Items from a dataset
——

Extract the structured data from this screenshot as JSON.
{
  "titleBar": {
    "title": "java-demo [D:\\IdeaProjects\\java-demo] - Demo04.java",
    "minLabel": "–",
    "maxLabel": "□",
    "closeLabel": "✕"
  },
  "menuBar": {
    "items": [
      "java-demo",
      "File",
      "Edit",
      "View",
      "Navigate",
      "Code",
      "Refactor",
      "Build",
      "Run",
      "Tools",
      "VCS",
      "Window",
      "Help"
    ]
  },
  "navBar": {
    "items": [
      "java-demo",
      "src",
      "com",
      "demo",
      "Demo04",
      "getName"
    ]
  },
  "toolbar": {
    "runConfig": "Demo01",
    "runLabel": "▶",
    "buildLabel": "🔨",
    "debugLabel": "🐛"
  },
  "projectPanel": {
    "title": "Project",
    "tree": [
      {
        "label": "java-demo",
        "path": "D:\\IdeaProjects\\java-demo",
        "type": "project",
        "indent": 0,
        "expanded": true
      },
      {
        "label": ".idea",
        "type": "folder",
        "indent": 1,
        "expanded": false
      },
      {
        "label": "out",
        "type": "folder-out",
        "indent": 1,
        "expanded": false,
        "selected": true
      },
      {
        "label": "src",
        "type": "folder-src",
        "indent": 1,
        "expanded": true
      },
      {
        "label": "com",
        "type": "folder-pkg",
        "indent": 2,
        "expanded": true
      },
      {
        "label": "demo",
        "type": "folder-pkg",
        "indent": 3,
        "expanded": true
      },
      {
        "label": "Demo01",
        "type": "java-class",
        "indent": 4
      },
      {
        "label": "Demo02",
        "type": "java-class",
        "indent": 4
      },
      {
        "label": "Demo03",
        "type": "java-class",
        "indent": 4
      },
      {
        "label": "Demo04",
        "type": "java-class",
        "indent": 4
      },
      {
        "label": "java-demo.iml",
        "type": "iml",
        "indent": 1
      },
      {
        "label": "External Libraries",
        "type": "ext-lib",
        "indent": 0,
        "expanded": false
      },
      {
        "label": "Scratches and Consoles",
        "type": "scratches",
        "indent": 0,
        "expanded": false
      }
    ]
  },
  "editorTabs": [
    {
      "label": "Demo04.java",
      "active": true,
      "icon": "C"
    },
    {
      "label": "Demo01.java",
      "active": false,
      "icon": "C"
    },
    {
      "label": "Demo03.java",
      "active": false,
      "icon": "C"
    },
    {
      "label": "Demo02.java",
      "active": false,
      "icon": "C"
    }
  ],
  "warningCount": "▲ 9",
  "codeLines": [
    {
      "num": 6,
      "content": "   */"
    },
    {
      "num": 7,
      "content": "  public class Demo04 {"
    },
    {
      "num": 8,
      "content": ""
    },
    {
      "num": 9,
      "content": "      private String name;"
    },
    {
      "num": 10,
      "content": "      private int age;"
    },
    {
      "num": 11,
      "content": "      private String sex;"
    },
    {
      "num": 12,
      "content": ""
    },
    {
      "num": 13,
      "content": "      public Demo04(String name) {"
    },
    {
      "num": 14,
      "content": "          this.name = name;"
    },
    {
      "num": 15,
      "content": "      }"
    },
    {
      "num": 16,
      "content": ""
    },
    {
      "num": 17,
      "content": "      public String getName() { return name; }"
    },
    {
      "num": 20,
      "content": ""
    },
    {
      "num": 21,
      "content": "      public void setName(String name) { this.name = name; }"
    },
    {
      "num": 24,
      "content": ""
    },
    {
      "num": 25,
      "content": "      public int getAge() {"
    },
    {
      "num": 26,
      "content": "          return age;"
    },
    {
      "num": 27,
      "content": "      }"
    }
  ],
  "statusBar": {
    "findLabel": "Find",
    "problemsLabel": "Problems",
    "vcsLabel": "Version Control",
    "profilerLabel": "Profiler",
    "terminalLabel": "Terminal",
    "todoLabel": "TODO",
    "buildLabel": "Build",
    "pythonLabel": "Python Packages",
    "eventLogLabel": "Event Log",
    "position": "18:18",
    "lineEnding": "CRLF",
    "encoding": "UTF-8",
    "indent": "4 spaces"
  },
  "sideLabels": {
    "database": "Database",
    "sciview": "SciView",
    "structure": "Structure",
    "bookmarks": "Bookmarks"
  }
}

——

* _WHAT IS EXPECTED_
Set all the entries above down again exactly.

* _TASK OUTPUT_
Extract the structured data from this screenshot as JSON.
{
  "titleBar": {
    "title": "java-demo [D:\\IdeaProjects\\java-demo] - Demo04.java",
    "minLabel": "–",
    "maxLabel": "□",
    "closeLabel": "✕"
  },
  "menuBar": {
    "items": [
      "java-demo",
      "File",
      "Edit",
      "View",
      "Navigate",
      "Code",
      "Refactor",
      "Build",
      "Run",
      "Tools",
      "VCS",
      "Window",
      "Help"
    ]
  },
  "navBar": {
    "items": [
      "java-demo",
      "src",
      "com",
      "demo",
      "Demo04",
      "getName"
    ]
  },
  "toolbar": {
    "runConfig": "Demo01",
    "runLabel": "▶",
    "buildLabel": "🔨",
    "debugLabel": "🐛"
  },
  "projectPanel": {
    "title": "Project",
    "tree": [
      {
        "label": "java-demo",
        "path": "D:\\IdeaProjects\\java-demo",
        "type": "project",
        "indent": 0,
        "expanded": true
      },
      {
        "label": ".idea",
        "type": "folder",
        "indent": 1,
        "expanded": false
      },
      {
        "label": "out",
        "type": "folder-out",
        "indent": 1,
        "expanded": false,
        "selected": true
      },
      {
        "label": "src",
        "type": "folder-src",
        "indent": 1,
        "expanded": true
      },
      {
        "label": "com",
        "type": "folder-pkg",
        "indent": 2,
        "expanded": true
      },
      {
        "label": "demo",
        "type": "folder-pkg",
        "indent": 3,
        "expanded": true
      },
      {
        "label": "Demo01",
        "type": "java-class",
        "indent": 4
      },
      {
        "label": "Demo02",
        "type": "java-class",
        "indent": 4
      },
      {
        "label": "Demo03",
        "type": "java-class",
        "indent": 4
      },
      {
        "label": "Demo04",
        "type": "java-class",
        "indent": 4
      },
      {
        "label": "java-demo.iml",
        "type": "iml",
        "indent": 1
      },
      {
        "label": "External Libraries",
        "type": "ext-lib",
        "indent": 0,
        "expanded": false
      },
      {
        "label": "Scratches and Consoles",
        "type": "scratches",
        "indent": 0,
        "expanded": false
      }
    ]
  },
  "editorTabs": [
    {
      "label": "Demo04.java",
      "active": true,
      "icon": "C"
    },
    {
      "label": "Demo01.java",
      "active": false,
      "icon": "C"
    },
    {
      "label": "Demo03.java",
      "active": false,
      "icon": "C"
    },
    {
      "label": "Demo02.java",
      "active": false,
      "icon": "C"
    }
  ],
  "warningCount": "▲ 9",
  "codeLines": [
    {
      "num": 6,
      "content": "   */"
    },
    {
      "num": 7,
      "content": "  public class Demo04 {"
    },
    {
      "num": 8,
      "content": ""
    },
    {
      "num": 9,
      "content": "      private String name;"
    },
    {
      "num": 10,
      "content": "      private int age;"
    },
    {
      "num": 11,
      "content": "      private String sex;"
    },
    {
      "num": 12,
      "content": ""
    },
    {
      "num": 13,
      "content": "      public Demo04(String name) {"
    },
    {
      "num": 14,
      "content": "          this.name = name;"
    },
    {
      "num": 15,
      "content": "      }"
    },
    {
      "num": 16,
      "content": ""
    },
    {
      "num": 17,
      "content": "      public String getName() { return name; }"
    },
    {
      "num": 20,
      "content": ""
    },
    {
      "num": 21,
      "content": "      public void setName(String name) { this.name = name; }"
    },
    {
      "num": 24,
      "content": ""
    },
    {
      "num": 25,
      "content": "      public int getAge() {"
    },
    {
      "num": 26,
      "content": "          return age;"
    },
    {
      "num": 27,
      "content": "      }"
    }
  ],
  "statusBar": {
    "findLabel": "Find",
    "problemsLabel": "Problems",
    "vcsLabel": "Version Control",
    "profilerLabel": "Profiler",
    "terminalLabel": "Terminal",
    "todoLabel": "TODO",
    "buildLabel": "Build",
    "pythonLabel": "Python Packages",
    "eventLogLabel": "Event Log",
    "position": "18:18",
    "lineEnding": "CRLF",
    "encoding": "UTF-8",
    "indent": "4 spaces"
  },
  "sideLabels": {
    "database": "Database",
    "sciview": "SciView",
    "structure": "Structure",
    "bookmarks": "Bookmarks"
  }
}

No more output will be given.